§ Your assignment
Go through the data and report each line that holds the string "Chronik".
--- Material for this exercise Enclosed Below ---
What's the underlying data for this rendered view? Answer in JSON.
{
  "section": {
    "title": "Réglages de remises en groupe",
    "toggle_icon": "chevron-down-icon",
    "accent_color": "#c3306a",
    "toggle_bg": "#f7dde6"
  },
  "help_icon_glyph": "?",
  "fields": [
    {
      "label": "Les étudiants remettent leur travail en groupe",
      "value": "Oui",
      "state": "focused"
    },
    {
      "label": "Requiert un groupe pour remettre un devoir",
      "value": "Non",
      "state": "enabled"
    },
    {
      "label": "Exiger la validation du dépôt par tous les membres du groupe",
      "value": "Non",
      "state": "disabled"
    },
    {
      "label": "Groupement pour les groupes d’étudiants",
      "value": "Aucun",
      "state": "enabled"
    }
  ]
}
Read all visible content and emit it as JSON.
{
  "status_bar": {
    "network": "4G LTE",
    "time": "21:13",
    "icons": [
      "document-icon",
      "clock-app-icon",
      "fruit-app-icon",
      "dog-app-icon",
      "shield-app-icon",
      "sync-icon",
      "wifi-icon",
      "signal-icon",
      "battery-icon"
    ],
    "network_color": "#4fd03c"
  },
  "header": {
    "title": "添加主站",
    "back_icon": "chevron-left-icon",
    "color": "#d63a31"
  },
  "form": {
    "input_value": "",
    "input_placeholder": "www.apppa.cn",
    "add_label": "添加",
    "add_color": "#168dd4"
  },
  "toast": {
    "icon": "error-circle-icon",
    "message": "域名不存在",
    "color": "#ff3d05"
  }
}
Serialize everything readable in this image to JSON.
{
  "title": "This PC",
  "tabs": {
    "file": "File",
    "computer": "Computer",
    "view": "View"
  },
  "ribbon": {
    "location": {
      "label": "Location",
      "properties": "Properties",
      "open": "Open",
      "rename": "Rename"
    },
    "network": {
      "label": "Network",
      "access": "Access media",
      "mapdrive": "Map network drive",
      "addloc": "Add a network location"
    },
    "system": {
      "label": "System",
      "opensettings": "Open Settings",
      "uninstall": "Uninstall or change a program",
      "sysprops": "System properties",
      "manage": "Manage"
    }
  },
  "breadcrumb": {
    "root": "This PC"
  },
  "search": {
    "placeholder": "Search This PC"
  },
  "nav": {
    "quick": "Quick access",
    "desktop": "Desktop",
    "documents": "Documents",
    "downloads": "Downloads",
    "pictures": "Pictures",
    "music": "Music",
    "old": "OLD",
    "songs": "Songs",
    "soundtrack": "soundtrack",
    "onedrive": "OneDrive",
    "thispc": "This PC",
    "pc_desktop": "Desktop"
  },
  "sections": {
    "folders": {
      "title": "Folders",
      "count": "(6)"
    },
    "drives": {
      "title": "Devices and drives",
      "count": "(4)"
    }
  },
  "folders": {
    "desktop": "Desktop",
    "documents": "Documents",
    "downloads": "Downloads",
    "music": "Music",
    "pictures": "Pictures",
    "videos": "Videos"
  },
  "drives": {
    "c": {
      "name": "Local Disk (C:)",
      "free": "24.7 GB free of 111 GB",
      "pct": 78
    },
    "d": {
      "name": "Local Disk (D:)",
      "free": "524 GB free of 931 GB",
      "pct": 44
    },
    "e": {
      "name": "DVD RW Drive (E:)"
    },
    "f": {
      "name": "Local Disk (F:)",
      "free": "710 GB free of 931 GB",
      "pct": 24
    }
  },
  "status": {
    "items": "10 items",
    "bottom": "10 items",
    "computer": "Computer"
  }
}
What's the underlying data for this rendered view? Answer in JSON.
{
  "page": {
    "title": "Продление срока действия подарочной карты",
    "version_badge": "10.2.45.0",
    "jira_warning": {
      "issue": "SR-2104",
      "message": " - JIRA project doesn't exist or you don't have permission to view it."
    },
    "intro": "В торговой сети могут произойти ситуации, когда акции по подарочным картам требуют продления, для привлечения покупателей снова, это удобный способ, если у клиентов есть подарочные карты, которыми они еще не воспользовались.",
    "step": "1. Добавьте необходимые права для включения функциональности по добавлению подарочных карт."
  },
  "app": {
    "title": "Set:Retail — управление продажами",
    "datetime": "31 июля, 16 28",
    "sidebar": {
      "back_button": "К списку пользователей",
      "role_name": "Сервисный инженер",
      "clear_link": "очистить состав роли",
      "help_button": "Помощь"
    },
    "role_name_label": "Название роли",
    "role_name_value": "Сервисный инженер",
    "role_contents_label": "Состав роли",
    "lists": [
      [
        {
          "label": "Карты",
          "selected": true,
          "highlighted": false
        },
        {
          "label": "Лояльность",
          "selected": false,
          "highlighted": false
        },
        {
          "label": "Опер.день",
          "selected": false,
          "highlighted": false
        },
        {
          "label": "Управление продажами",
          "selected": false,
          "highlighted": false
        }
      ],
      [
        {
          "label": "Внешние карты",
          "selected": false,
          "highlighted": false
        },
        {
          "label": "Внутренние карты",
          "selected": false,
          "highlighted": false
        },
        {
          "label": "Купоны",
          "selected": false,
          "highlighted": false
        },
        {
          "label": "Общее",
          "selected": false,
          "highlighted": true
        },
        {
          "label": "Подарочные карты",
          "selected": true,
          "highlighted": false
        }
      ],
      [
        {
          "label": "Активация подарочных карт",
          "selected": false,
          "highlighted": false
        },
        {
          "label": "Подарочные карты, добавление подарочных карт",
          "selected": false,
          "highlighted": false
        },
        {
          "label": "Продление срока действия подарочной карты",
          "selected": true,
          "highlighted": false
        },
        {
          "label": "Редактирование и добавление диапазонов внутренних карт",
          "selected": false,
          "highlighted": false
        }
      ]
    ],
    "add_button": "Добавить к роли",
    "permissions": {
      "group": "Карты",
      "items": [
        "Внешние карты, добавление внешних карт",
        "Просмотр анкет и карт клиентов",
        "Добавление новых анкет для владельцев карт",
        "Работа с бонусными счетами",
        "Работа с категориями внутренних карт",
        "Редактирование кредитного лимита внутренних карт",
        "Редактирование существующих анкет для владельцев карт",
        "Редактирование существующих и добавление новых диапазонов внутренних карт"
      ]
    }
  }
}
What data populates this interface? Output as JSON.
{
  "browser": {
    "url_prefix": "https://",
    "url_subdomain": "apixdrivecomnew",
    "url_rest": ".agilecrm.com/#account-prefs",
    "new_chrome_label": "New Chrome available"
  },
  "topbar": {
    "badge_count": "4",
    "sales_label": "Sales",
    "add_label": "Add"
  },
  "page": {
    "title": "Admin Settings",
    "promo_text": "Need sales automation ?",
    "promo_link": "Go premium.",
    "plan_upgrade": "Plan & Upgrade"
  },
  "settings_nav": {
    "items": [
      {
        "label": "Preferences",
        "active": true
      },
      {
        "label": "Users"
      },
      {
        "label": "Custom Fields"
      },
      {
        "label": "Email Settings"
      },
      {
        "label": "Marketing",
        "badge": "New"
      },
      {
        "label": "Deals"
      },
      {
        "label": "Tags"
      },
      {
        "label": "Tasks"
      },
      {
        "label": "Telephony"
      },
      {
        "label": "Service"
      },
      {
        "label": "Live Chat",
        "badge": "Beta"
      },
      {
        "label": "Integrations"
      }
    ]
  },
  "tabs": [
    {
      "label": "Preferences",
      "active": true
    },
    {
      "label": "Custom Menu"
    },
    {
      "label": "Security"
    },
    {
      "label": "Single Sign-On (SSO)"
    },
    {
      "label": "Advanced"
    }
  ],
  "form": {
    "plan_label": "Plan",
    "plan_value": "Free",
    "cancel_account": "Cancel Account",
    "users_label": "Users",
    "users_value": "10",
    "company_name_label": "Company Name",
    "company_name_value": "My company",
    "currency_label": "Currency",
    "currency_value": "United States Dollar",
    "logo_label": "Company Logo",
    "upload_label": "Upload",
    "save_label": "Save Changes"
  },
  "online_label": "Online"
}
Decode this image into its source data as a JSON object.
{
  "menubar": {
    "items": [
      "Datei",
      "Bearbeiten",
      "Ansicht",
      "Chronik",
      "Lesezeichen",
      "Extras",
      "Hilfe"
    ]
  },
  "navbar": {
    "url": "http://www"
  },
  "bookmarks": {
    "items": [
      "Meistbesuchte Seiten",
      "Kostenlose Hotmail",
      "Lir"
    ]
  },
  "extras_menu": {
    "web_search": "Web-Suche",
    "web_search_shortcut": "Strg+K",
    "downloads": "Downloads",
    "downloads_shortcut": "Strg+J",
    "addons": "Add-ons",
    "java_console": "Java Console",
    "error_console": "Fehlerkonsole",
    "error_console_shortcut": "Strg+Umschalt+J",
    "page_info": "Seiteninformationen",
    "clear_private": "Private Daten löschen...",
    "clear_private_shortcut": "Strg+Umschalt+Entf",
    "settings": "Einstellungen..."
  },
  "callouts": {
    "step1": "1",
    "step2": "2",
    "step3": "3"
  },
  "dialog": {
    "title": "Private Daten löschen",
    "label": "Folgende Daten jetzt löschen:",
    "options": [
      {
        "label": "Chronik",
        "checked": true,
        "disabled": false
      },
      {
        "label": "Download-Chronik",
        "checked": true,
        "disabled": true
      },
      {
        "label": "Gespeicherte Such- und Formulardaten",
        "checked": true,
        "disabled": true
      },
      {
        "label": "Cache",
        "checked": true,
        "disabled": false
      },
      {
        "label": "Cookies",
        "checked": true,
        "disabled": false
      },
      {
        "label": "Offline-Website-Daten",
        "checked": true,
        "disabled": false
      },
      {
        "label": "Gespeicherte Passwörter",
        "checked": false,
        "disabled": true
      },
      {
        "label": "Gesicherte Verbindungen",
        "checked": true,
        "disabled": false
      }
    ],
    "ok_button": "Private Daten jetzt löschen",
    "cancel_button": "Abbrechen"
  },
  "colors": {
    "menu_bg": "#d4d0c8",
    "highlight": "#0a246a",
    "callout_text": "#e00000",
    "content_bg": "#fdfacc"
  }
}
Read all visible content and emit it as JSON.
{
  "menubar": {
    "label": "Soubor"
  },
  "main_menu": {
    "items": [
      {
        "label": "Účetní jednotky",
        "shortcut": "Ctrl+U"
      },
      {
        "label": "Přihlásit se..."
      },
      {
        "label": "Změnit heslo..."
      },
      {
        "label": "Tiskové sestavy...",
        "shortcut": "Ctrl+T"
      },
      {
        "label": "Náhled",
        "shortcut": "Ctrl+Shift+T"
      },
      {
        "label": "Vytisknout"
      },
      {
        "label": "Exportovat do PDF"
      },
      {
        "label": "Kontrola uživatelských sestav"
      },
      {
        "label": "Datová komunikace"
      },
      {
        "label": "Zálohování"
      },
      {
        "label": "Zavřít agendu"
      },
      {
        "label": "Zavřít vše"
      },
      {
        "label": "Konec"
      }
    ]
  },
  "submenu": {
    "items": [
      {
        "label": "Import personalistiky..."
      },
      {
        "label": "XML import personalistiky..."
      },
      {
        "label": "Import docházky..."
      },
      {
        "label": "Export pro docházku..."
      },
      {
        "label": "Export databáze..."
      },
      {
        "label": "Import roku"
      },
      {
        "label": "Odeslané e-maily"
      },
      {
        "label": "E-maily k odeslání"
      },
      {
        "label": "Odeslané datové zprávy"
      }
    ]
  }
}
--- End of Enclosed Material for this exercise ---
§ Finished exercise
      "Chronik",
        "label": "Chronik",
        "label": "Download-Chronik",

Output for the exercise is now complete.